Illustration of the star brightening when it enters the black hole. Credit: Courtesy of Carnegie Institution for Science

When you wish upon a star, you might get to watch a black hole shred it. 

Astronomers from Ohio State and Carnegie Observatories in Pasadena, California, were able to get a comprehensive look at a black hole shredding a star by using a network of robotic telescopes called All-Sky Automated Survey for Supernovae that are located around the world, along with NASA’s Transiting Exoplanet Survey Satellite, Patrick Vallely, a co-author of the study and National Science Foundation graduate research fellow at Ohio State, said.

“When a star gets too close to a black hole while moving at the right speeds, it can get torn apart,” Vallely said. “When the star is in the black hole, it’s interacting, heating up, and as a result it gets really bright, which is what we saw with this.”

Gravity from the black hole is so strong that it pulls much harder on the front end of the star compared with the back, which forms a long stream of light as it tears apart — creating a tidal disruption event, Tom Holoien, a Carnegie Observatories fellow and Ohio State alumnus, said.

“It was about 375 million light-years away from Earth,” Holoien said. “That means this happened 375 million years ago, and the light just reached us in January.”

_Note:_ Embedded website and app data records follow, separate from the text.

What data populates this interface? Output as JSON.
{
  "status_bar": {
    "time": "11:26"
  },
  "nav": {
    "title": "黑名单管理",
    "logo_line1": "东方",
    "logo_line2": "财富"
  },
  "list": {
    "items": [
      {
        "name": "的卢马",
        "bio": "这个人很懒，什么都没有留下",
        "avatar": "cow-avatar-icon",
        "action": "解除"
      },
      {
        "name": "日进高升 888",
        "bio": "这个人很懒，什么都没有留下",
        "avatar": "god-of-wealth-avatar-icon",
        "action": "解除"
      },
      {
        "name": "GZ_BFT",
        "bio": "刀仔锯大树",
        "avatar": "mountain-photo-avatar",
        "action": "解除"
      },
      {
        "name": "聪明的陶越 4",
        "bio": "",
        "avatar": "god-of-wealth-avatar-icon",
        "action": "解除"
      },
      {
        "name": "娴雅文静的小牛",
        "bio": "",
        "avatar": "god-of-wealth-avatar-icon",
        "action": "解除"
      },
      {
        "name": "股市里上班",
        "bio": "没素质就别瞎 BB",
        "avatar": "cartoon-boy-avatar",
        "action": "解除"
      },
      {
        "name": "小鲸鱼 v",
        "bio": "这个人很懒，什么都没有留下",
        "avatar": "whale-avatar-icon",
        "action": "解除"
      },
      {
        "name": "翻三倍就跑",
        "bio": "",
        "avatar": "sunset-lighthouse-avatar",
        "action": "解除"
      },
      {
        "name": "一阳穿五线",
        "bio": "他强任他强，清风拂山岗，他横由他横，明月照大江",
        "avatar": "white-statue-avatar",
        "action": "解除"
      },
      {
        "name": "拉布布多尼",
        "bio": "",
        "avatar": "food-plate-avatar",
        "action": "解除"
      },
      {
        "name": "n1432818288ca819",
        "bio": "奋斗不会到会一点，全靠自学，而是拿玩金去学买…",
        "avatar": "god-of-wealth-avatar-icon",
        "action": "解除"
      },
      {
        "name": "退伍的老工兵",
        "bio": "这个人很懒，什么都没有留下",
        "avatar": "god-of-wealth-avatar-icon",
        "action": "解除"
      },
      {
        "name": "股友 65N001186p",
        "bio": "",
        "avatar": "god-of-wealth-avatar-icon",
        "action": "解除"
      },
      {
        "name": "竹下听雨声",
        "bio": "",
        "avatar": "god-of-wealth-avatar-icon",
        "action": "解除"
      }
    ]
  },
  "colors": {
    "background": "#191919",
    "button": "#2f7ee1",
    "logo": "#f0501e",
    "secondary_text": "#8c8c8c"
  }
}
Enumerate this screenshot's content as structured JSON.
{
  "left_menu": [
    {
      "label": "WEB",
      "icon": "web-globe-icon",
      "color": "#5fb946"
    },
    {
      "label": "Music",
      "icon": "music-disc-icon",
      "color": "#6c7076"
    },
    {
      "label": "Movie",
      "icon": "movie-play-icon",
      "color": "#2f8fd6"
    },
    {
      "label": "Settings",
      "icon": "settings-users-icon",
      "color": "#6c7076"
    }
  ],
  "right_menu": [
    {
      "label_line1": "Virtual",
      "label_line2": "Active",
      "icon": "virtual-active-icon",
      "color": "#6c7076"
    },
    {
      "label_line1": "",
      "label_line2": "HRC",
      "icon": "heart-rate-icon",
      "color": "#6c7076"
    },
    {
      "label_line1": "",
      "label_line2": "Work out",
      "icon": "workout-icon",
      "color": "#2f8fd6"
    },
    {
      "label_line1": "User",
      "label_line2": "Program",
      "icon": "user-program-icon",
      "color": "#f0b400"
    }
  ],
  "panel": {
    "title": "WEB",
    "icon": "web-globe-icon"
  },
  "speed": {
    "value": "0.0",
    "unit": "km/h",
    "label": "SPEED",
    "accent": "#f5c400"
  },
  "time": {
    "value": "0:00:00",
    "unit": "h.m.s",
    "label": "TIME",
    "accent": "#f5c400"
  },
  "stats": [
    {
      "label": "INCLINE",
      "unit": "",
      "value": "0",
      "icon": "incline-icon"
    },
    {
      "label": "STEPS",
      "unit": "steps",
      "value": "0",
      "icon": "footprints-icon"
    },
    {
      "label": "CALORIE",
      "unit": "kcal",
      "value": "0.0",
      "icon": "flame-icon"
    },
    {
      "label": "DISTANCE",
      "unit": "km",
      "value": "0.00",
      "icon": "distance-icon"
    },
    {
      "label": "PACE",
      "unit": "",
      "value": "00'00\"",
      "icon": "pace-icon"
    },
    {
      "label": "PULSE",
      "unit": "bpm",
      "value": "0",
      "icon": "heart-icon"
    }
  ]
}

Holoien said the black hole was 6 million times the mass of the sun.

He said he received an alert when the shredding was first detected through data in South Africa, allowing him to turn the telescopes and gather information within a day of the discovery. He witnessed the event Jan. 29 at a Carnegie observatory located in Chile. 

“We didn’t really get any advanced warning it was happening,” Vallely said. “We got an email about it brightening and knew to immediately get on it.”

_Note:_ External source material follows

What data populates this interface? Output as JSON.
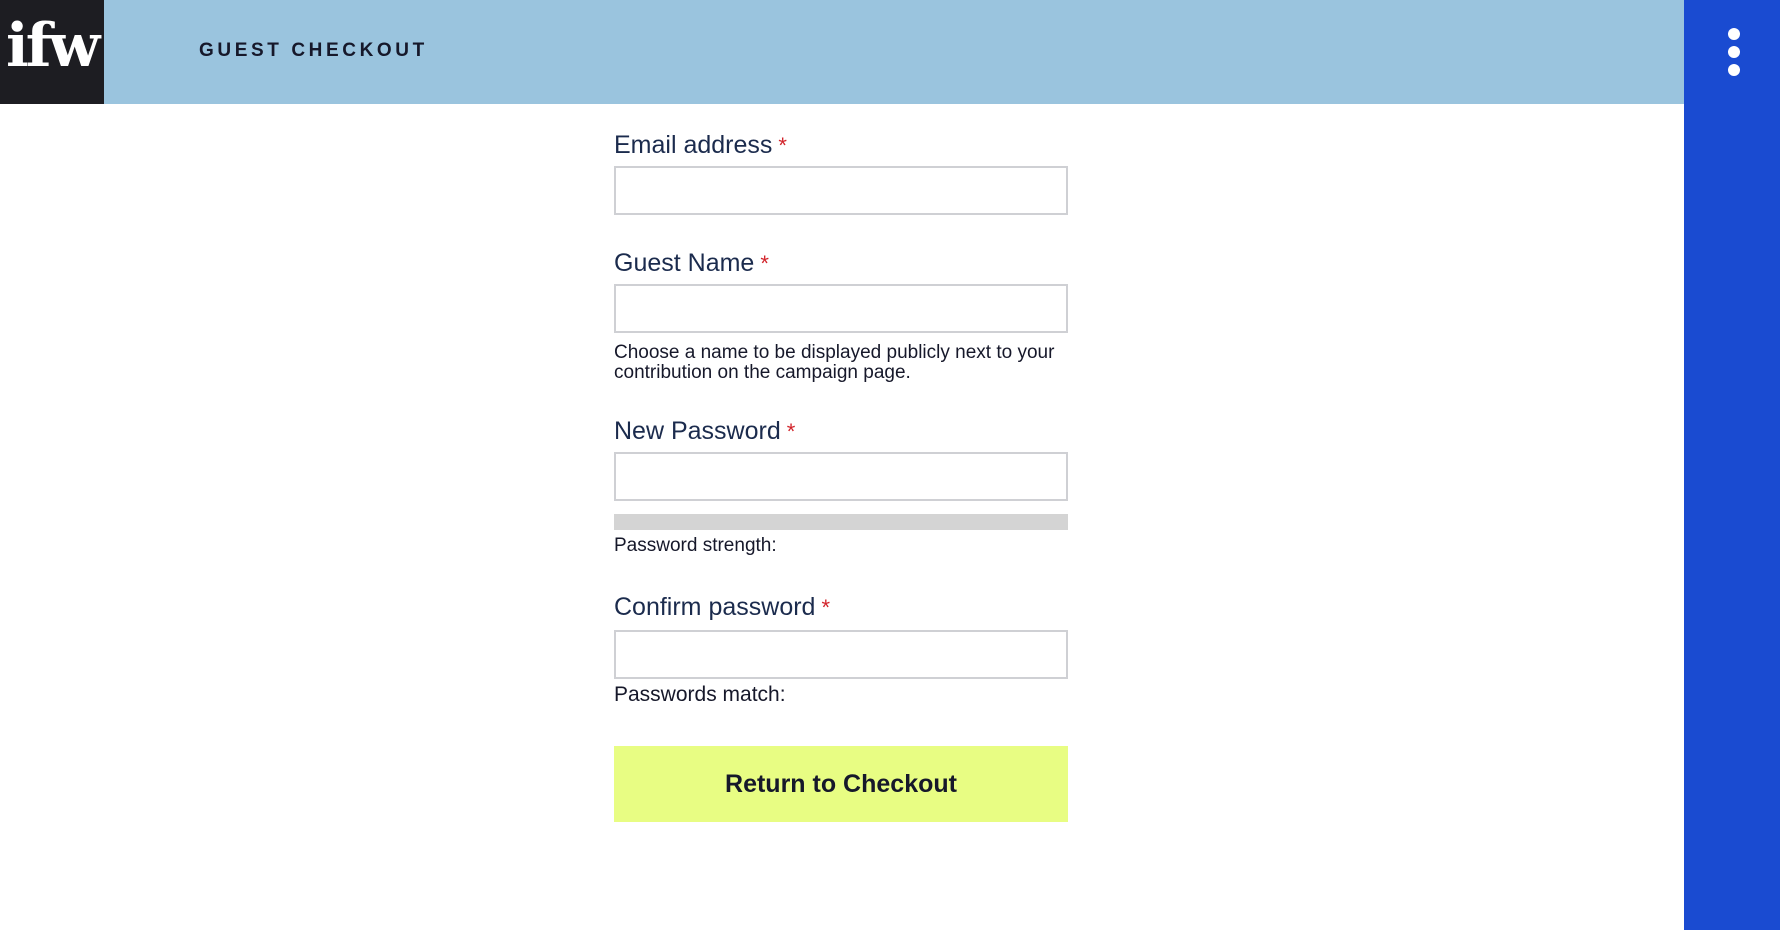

Vallely said that after telling the telescopes where to point, they will start obtaining the data.

Holoien said this has happened before, but what was unique this time was that this part of the sky was being monitored already. 

“The beginning of it getting brighter has never been seen before,” Holoien said. “We also found this early in our data as well, so we were able to trigger a lot of follow-up data with other telescopes earlier than we have before.” 

Holoien said these events depend on different properties, and the brighter the star, the larger the black hole probably is. Measuring how long the star takes to get brighter can tell researchers what size the black hole is and how it’s evolving.

This occurs once every 10,000 to 100,000 years, making it rare to other things we see in the universe, Holoien said.

“All the puzzle pieces fall together to make it one of the best observed tidal disruptions yet,” Vallely said.